> [ACTIVITY]: Output every record below exactly.

> [PROVIDED DATA]:
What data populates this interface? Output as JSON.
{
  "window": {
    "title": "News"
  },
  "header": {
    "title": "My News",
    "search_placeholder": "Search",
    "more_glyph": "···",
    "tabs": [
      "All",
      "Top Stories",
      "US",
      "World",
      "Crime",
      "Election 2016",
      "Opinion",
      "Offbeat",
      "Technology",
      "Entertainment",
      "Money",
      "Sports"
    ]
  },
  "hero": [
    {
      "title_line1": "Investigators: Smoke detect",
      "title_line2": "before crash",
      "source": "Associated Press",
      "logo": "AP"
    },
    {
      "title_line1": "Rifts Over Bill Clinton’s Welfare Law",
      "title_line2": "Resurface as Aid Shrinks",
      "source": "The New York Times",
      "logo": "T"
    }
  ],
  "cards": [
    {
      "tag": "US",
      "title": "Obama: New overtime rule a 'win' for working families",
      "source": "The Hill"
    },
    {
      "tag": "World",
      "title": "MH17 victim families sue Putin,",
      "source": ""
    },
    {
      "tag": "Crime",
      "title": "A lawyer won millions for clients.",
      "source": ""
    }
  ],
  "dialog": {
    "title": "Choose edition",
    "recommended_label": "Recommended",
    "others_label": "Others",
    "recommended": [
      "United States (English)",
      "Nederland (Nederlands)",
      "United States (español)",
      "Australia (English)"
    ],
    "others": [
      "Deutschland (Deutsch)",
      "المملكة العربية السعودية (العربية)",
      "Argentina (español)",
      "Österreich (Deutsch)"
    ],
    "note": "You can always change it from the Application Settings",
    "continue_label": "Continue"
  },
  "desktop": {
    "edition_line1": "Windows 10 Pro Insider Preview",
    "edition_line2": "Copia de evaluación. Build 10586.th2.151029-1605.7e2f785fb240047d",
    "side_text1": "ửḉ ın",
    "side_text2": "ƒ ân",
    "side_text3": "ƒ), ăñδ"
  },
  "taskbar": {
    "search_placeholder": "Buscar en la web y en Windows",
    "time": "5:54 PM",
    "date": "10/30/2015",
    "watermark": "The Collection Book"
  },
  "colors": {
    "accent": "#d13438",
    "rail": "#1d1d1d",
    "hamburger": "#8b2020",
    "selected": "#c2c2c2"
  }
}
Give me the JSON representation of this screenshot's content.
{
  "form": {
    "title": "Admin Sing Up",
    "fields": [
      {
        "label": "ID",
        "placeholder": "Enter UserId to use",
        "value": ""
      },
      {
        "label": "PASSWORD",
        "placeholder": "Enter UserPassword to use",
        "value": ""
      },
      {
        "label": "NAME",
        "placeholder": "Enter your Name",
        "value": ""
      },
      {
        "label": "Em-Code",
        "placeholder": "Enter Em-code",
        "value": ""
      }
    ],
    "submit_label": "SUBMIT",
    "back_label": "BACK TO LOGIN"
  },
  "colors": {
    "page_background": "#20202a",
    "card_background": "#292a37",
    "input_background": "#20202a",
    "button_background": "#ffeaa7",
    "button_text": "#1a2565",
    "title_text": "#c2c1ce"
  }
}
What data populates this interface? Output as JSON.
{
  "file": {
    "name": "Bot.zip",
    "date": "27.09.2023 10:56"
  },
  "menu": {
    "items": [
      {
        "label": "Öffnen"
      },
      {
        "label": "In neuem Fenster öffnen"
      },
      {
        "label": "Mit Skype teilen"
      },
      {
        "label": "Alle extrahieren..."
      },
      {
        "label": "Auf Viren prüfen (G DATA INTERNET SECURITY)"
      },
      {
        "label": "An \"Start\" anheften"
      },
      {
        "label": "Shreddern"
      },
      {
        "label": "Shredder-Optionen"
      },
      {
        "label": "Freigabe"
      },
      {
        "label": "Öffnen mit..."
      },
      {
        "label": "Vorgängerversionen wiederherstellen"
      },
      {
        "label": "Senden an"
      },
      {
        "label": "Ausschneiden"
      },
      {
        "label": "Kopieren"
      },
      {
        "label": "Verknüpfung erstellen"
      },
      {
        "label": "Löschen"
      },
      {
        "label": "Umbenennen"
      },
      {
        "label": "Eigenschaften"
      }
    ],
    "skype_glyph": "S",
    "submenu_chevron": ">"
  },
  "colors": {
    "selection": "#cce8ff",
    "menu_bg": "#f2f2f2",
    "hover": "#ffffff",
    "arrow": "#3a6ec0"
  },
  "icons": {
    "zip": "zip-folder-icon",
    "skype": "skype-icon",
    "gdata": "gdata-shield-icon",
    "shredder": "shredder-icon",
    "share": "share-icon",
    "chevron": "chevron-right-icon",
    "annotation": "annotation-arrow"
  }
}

> [EXERCISE ANSWER]:
What data populates this interface? Output as JSON.
{
  "window": {
    "title": "News"
  },
  "header": {
    "title": "My News",
    "search_placeholder": "Search",
    "more_glyph": "···",
    "tabs": [
      "All",
      "Top Stories",
      "US",
      "World",
      "Crime",
      "Election 2016",
      "Opinion",
      "Offbeat",
      "Technology",
      "Entertainment",
      "Money",
      "Sports"
    ]
  },
  "hero": [
    {
      "title_line1": "Investigators: Smoke detect",
      "title_line2": "before crash",
      "source": "Associated Press",
      "logo": "AP"
    },
    {
      "title_line1": "Rifts Over Bill Clinton’s Welfare Law",
      "title_line2": "Resurface as Aid Shrinks",
      "source": "The New York Times",
      "logo": "T"
    }
  ],
  "cards": [
    {
      "tag": "US",
      "title": "Obama: New overtime rule a 'win' for working families",
      "source": "The Hill"
    },
    {
      "tag": "World",
      "title": "MH17 victim families sue Putin,",
      "source": ""
    },
    {
      "tag": "Crime",
      "title": "A lawyer won millions for clients.",
      "source": ""
    }
  ],
  "dialog": {
    "title": "Choose edition",
    "recommended_label": "Recommended",
    "others_label": "Others",
    "recommended": [
      "United States (English)",
      "Nederland (Nederlands)",
      "United States (español)",
      "Australia (English)"
    ],
    "others": [
      "Deutschland (Deutsch)",
      "المملكة العربية السعودية (العربية)",
      "Argentina (español)",
      "Österreich (Deutsch)"
    ],
    "note": "You can always change it from the Application Settings",
    "continue_label": "Continue"
  },
  "desktop": {
    "edition_line1": "Windows 10 Pro Insider Preview",
    "edition_line2": "Copia de evaluación. Build 10586.th2.151029-1605.7e2f785fb240047d",
    "side_text1": "ửḉ ın",
    "side_text2": "ƒ ân",
    "side_text3": "ƒ), ăñδ"
  },
  "taskbar": {
    "search_placeholder": "Buscar en la web y en Windows",
    "time": "5:54 PM",
    "date": "10/30/2015",
    "watermark": "The Collection Book"
  },
  "colors": {
    "accent": "#d13438",
    "rail": "#1d1d1d",
    "hamburger": "#8b2020",
    "selected": "#c2c2c2"
  }
}
Give me the JSON representation of this screenshot's content.
{
  "form": {
    "title": "Admin Sing Up",
    "fields": [
      {
        "label": "ID",
        "placeholder": "Enter UserId to use",
        "value": ""
      },
      {
        "label": "PASSWORD",
        "placeholder": "Enter UserPassword to use",
        "value": ""
      },
      {
        "label": "NAME",
        "placeholder": "Enter your Name",
        "value": ""
      },
      {
        "label": "Em-Code",
        "placeholder": "Enter Em-code",
        "value": ""
      }
    ],
    "submit_label": "SUBMIT",
    "back_label": "BACK TO LOGIN"
  },
  "colors": {
    "page_background": "#20202a",
    "card_background": "#292a37",
    "input_background": "#20202a",
    "button_background": "#ffeaa7",
    "button_text": "#1a2565",
    "title_text": "#c2c1ce"
  }
}
What data populates this interface? Output as JSON.
{
  "file": {
    "name": "Bot.zip",
    "date": "27.09.2023 10:56"
  },
  "menu": {
    "items": [
      {
        "label": "Öffnen"
      },
      {
        "label": "In neuem Fenster öffnen"
      },
      {
        "label": "Mit Skype teilen"
      },
      {
        "label": "Alle extrahieren..."
      },
      {
        "label": "Auf Viren prüfen (G DATA INTERNET SECURITY)"
      },
      {
        "label": "An \"Start\" anheften"
      },
      {
        "label": "Shreddern"
      },
      {
        "label": "Shredder-Optionen"
      },
      {
        "label": "Freigabe"
      },
      {
        "label": "Öffnen mit..."
      },
      {
        "label": "Vorgängerversionen wiederherstellen"
      },
      {
        "label": "Senden an"
      },
      {
        "label": "Ausschneiden"
      },
      {
        "label": "Kopieren"
      },
      {
        "label": "Verknüpfung erstellen"
      },
      {
        "label": "Löschen"
      },
      {
        "label": "Umbenennen"
      },
      {
        "label": "Eigenschaften"
      }
    ],
    "skype_glyph": "S",
    "submenu_chevron": ">"
  },
  "colors": {
    "selection": "#cce8ff",
    "menu_bg": "#f2f2f2",
    "hover": "#ffffff",
    "arrow": "#3a6ec0"
  },
  "icons": {
    "zip": "zip-folder-icon",
    "skype": "skype-icon",
    "gdata": "gdata-shield-icon",
    "shredder": "shredder-icon",
    "share": "share-icon",
    "chevron": "chevron-right-icon",
    "annotation": "annotation-arrow"
  }
}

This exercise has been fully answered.